Quad bikes never designed to be fitted with rollover protection bars will be forced to fit them under new regulations announced by the federal government.
It's an outcome which is opposed by both importers and thousands of farmers who use them every day, although opinion is sharply divided because the machines are blamed for rolling over, crushing riders and causing an average 16 deaths a year across the country.
The government has been pressured to respond to the trauma and has called on Standards Australia to develop a unique "occupant protection device", or rollover bar.
The major issue for this independent organisation is that no standard for rollover bars on quad bikes exists in the world so it would have to develop one locally.
The majority of the quad bikes sold in Australia - around 10,000 new machines per year, a fraction of worldwide demand - are imported from Japan, Canada and the USA.
Faced with the need and cost to develop an Australian-specific standard which has no precedent and does not apply elsewhere in the world, most of the manufacturers are likely to simply withdraw their products from the local market.
For farm operators and weed sprayers like Gundaroo's Colin Caldwell, who regularly use a quad bike because it fulfils a specific work requirement, there's "no way" he would fit a rollover bar.
"In a practical sense, the rollbar prevents the machine working the way an operator wants," he said.

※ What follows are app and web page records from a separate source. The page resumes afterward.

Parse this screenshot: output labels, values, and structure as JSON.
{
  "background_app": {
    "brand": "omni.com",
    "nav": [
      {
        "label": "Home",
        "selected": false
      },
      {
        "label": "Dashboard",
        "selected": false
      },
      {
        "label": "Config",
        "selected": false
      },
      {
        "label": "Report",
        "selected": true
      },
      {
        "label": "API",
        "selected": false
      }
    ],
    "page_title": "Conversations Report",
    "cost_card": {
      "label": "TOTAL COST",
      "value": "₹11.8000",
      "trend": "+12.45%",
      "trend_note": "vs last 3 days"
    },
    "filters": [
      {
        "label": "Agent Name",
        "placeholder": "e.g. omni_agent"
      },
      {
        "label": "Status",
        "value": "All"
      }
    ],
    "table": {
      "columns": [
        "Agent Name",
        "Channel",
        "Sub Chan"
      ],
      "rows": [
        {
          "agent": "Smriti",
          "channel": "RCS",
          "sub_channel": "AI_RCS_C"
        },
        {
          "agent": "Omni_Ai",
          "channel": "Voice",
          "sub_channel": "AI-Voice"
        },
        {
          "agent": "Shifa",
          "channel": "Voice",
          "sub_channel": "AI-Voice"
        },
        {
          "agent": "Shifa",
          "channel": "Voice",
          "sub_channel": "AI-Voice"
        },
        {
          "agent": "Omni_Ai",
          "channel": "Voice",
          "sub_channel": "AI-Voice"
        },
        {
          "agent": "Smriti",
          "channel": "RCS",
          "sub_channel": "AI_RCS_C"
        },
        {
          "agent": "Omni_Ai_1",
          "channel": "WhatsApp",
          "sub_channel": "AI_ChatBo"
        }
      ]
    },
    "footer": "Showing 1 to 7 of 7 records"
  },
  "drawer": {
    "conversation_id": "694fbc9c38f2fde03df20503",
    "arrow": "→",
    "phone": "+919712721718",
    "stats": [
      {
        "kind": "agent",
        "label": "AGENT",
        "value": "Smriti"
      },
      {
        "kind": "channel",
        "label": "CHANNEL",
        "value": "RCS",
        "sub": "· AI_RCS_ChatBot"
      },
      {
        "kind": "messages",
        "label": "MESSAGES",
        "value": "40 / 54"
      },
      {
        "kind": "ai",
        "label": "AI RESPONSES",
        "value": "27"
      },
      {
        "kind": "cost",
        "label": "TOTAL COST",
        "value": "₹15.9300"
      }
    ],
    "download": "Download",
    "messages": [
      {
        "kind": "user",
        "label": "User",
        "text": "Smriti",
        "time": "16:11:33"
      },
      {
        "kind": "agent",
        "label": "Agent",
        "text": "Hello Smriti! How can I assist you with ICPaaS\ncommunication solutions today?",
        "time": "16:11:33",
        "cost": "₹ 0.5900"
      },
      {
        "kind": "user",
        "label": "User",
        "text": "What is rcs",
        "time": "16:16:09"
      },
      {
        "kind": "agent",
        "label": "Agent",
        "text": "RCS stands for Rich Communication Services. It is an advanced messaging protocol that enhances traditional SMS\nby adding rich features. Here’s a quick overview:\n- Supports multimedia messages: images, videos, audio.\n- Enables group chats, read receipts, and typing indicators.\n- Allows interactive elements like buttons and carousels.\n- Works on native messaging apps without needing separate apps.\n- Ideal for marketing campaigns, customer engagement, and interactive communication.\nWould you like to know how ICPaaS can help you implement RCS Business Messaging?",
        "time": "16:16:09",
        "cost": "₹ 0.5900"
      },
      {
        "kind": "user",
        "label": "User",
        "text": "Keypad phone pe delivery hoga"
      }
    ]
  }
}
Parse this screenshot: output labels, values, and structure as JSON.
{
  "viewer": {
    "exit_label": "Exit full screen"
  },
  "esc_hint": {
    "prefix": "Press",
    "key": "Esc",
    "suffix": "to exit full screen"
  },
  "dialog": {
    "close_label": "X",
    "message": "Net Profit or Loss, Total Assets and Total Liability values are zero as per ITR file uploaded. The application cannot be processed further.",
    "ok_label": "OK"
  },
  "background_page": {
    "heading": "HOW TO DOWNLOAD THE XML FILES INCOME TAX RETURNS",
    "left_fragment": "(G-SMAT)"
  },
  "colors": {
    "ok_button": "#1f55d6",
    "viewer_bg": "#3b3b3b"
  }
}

"You can no longer get the bike in under trees and low-hanging branches and you can't fit equipment like spraypacks on the back, which is why many farmers use a quad bike in the first instance."
His view is that the move to mandate rollover bars is the government "looking to be seen to be doing something" about the injuries and deaths attributed to the machines.
He says that quad bikes are designed to be ridden like motorcycles, the logic being that in an incident the rider separates from the machine and is not struck or crushed by it. He shares the concerns of manufacturers that an add-on rollbar could entrap the rider and result in a worse injury outcome.
Mr Caldwell has not had an accident "in more than 20 years" of riding and mustering on a quad bike and before that, a motorcycle. Before that, he was mustering on horseback and still does, from time to time, when the rugged country doesn't suit the use of machinery.
"I think people are now doing things on them [quad bikes] that they were never designed for," he said.
"You need to apply a common sense approach to riding a quad bike, much like a lot of things that you do on a farm, and there's a fair bit of common sense lacking these days."
Quad bike importers have been lobbying for years to have helmets made mandatory for riders and in 2017 one manufacturer designed and produced a lightweight open-faced helmet specifically for farmers.
However, this behavioural change was not widely embraced and the industry's Canberra-based lobby group, the Federal Chamber of Automotive Industries, was left to defend quad bikes and their poor safety record.
This was seized upon by more effective lobbyists such as the National Farmers Federation.
A survey of 446 farmers by SafeWork NSW found that many of the key safety messages - including keeping children off adult-sized quad bikes and not carrying passengers - had been heard and understood but only 37 per cent said they were likely to fit rollover protection.
Quad bike sales in Australia are receding, becoming replaced as farm utility vehicles by larger, more expensive "side-by-side" vehicles which have a steering wheel, a semi-enclosed cabin, and require the occupants to wear seatbelts.